The following are just a few examples of the cross-disciplinary work that GCJE has supported and facilitated - highlighting the impact the work has had in the world.
For more details of the impacts of other work funded by this Grand Challenge, view all our Justice and Equality projects.
Routes to Opportunity
Funding from the Grand Challenge of Justice & Equality led to a report on access to vocational and technical education for the over- 25s in England.
The report, Routes to Opportunity: Addressing the non-university skills gap in England, was authored by Institute of Education Doctoral candidate Aly Colman.
The report details the skills gap in England: there is a critical shortage of people in skilled trades and insufficient opportunities through retraining and funding for people to be able to do these jobs.
Structurally Unsound - Exploring UK Inequalities
In partnership with the Resolution Foundation and UCL Public Policy, GCJE conducted a year-long project exploring the structural and intersectional nature of inequalities in the UK, bringing together academics, business, the third sector, and policy stakeholders.
The collaboration culminated in a major report published in October 2019, entitled Structurally Unsound.
The report combines research and evidence on inequalities in the UK, with the aim of facilitating informed and joined-up policy-making as well as outlining key evidence gaps, and setting out five key approaches for equity.
Future of the Welfare State
The Right Hon Ed Miliband MP hosted a discussion on the future of the UK’s welfare state, with experts in global health, psychiatry and social science, asking whether the welfare state is fit for the challenges of the twenty-first century.
Professors Anthony Costello (UCL Global Health) and Helen Killaspy (UCL Psychiatry) were among the experts discussing the importance of facilitating social groups in communities and adopting innovative, radical approaches to tackle major policy challenges.
Global Migration, Local Impact
A small grant allowed researchers to examine the impact of migration and attitudes towards migrants on the small Italian island of Lampedusa. As part of the project, Dr Michela Franceschelli, UCL Institute of Education produced a documentary, CCÀ SEMU - Here we are, lives on hold in Lampedusa.

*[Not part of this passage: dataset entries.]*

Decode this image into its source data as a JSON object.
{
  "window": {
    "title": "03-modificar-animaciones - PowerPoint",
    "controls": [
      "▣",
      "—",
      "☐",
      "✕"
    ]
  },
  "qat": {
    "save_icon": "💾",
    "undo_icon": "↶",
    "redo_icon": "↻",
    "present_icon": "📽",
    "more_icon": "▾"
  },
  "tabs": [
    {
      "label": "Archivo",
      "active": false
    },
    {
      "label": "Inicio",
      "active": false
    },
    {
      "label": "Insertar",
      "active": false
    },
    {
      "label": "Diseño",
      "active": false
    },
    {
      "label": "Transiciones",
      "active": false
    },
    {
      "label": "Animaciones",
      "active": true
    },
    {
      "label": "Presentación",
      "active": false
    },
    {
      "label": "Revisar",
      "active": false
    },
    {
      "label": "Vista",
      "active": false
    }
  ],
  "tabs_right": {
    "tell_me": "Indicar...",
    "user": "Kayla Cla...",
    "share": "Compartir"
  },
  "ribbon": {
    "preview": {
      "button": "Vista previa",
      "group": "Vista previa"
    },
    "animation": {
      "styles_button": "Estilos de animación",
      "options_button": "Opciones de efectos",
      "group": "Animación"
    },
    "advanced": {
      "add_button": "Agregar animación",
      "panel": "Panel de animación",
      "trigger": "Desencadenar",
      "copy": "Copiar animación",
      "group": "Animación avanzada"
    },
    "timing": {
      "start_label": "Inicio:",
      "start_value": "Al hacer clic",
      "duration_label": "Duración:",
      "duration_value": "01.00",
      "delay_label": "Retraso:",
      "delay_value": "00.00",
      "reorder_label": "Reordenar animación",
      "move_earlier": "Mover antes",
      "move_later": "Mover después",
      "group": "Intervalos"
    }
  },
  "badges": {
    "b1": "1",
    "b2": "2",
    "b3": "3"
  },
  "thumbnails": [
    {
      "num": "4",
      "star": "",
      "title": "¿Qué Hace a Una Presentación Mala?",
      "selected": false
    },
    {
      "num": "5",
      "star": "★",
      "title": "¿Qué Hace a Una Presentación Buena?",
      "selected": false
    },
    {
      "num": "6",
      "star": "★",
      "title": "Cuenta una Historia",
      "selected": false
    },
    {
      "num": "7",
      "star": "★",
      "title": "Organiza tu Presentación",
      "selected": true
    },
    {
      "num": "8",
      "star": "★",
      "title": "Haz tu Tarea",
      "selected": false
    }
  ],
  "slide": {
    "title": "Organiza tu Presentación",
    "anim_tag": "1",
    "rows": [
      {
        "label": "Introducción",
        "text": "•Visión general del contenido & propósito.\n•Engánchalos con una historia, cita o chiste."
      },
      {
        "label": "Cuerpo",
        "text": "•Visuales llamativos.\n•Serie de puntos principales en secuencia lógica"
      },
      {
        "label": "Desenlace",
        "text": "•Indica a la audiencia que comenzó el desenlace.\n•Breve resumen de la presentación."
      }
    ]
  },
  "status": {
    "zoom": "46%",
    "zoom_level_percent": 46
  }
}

The film was launched at a sold-out event at the Bloomsbury Theatre and won Best Documentary prize at the 2018 Taormina Film Festival and subsequently was screened at festivals around Europe.
The project was also awarded funding by ESRC Festival of Social Science to be included in an event on ‘Art and Migration in the Mediterranean Sea’ at the Horniman Museum in London.
Understanding 'Left-behind' Places
A small grant enabled a pilot project focused on the village of Sacriston in County Durham, undertaken in conjunction with Durham Miners' Association, to develop an interdisciplinary, multi-annual, large-scale programme of ‘deep-place’ research and action to obtain a rich, historically-grounded understanding of the long-term trajectory of a so-called 'left-behind' place.
The project developed networks with local actors and considered how new solutions aimed at improving social and economic conditions can be co-produced with local communities using expertise at UCL and elsewhere.
Barriers to Justice
A small grant funded a report into accessing the judicial review courts in the UK. The project, co-produced by Dr Lisa Vanhala, Associate Professor in Political Science, Dr Tom Hickman, Reader in Public Law at UCL Laws, and the legal charity the Public Law Project, sought to examine questions of finance around the judicial review process, with a final report authored by Joe Tomlinson and Ravi Low-Beer and published by PLP.
The report called for a "thorough and even-handed inquiry concerning financial barriers to accessing judicial review". The report has necessarily had significant implications for policy.
UK Network on the Prohibition of Torture
Support from Grand Challenge Justice and Equality enabled the establishment of a network of practitioners, policymakers, and researchers with a professional and/or scholarly interest in actively contributing to torture prohibition.
The network offers cross-disciplinary insight on torture prohibition and draws on the complementary strengths of participants spanning diverse sectors, organisations and disciplines.
The project, led by UCL academics from the Faculty of Laws, the Global Governance Institute and the Institute of the Americas, published a comprehensive report, The Prohibition of Torture: Future Priorities for Research, Policy and Practice.
> Find out more on UK Network on the Prohibition of Torture